=== Exercise directions ===
Across the listing below, count the lines containing "Performance". Give nothing but the number.

=== Given information ===
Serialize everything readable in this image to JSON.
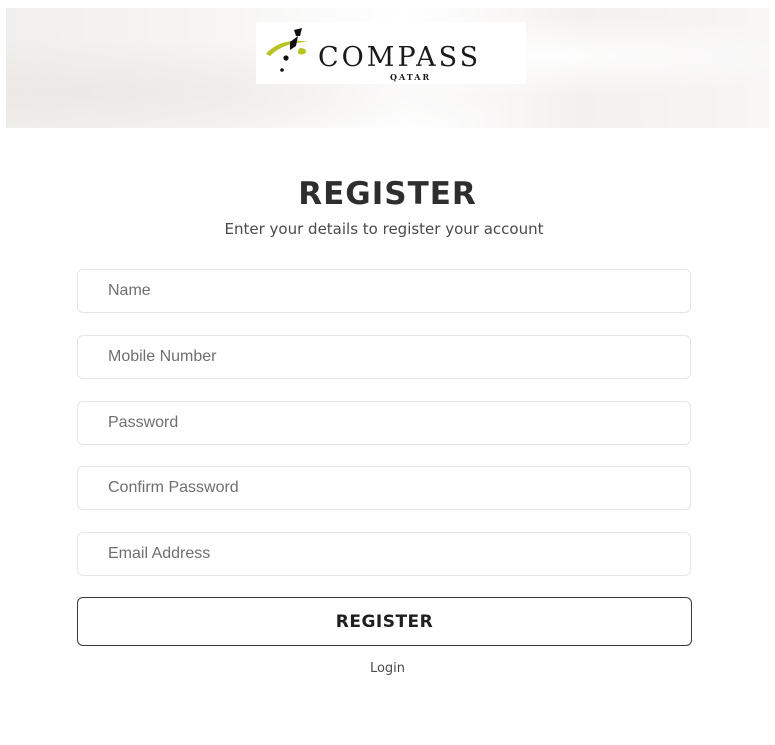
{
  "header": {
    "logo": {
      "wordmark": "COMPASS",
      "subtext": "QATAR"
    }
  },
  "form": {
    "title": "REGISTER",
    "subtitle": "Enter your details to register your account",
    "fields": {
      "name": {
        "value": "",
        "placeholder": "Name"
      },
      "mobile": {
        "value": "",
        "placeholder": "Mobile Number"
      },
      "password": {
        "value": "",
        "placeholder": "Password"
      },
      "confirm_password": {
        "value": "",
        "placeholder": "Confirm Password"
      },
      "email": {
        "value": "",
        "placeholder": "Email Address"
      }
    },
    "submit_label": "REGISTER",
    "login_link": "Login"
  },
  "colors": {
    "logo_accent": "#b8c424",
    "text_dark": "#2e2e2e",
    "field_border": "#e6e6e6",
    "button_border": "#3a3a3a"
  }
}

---

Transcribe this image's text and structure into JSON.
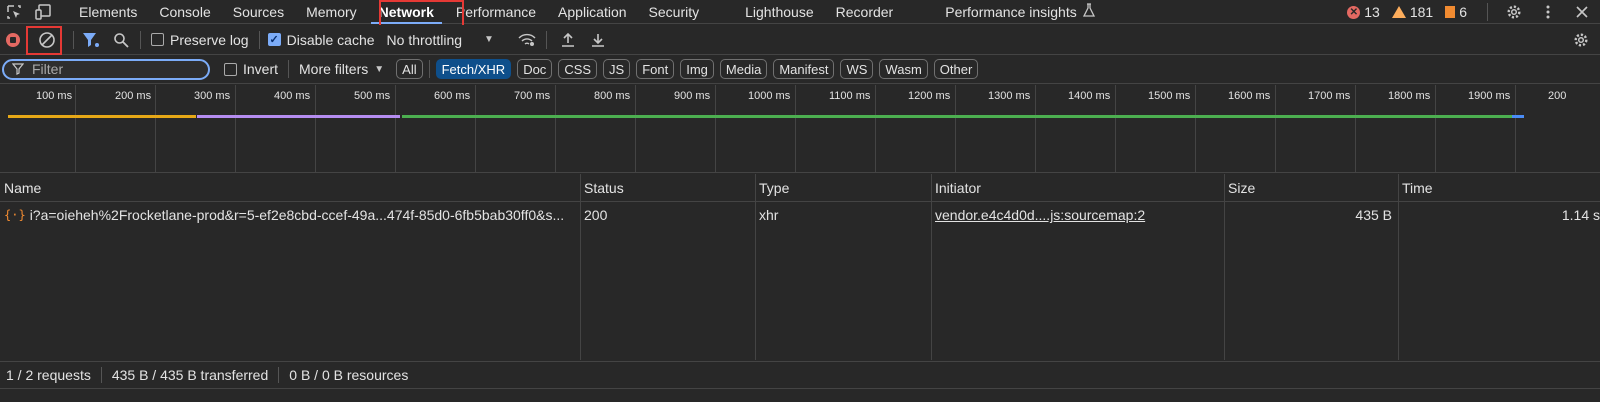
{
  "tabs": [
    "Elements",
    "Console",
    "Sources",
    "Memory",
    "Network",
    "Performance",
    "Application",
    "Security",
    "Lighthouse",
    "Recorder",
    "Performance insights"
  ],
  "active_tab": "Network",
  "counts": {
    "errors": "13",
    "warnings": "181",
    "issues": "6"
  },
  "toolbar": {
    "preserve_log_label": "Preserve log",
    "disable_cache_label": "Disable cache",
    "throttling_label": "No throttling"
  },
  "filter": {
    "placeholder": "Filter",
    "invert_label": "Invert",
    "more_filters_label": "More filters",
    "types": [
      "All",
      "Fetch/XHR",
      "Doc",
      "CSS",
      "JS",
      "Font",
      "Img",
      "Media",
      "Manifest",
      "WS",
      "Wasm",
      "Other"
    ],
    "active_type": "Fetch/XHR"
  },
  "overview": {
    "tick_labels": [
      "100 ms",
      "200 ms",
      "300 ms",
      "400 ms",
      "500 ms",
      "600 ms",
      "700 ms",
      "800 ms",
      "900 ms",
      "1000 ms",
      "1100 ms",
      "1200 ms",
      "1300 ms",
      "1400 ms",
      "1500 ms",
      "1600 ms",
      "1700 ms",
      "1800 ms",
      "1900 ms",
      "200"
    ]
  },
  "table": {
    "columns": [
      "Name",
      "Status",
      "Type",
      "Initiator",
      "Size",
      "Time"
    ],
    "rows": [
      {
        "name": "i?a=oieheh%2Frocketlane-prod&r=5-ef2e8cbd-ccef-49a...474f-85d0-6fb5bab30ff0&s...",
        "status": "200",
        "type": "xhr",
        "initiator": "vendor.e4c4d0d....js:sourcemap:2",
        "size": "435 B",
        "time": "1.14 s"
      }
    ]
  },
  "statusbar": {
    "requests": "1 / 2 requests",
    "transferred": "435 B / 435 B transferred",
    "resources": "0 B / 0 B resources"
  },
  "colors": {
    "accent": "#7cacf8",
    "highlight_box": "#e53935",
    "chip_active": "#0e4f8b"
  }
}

=== Answer to the exercise ===
2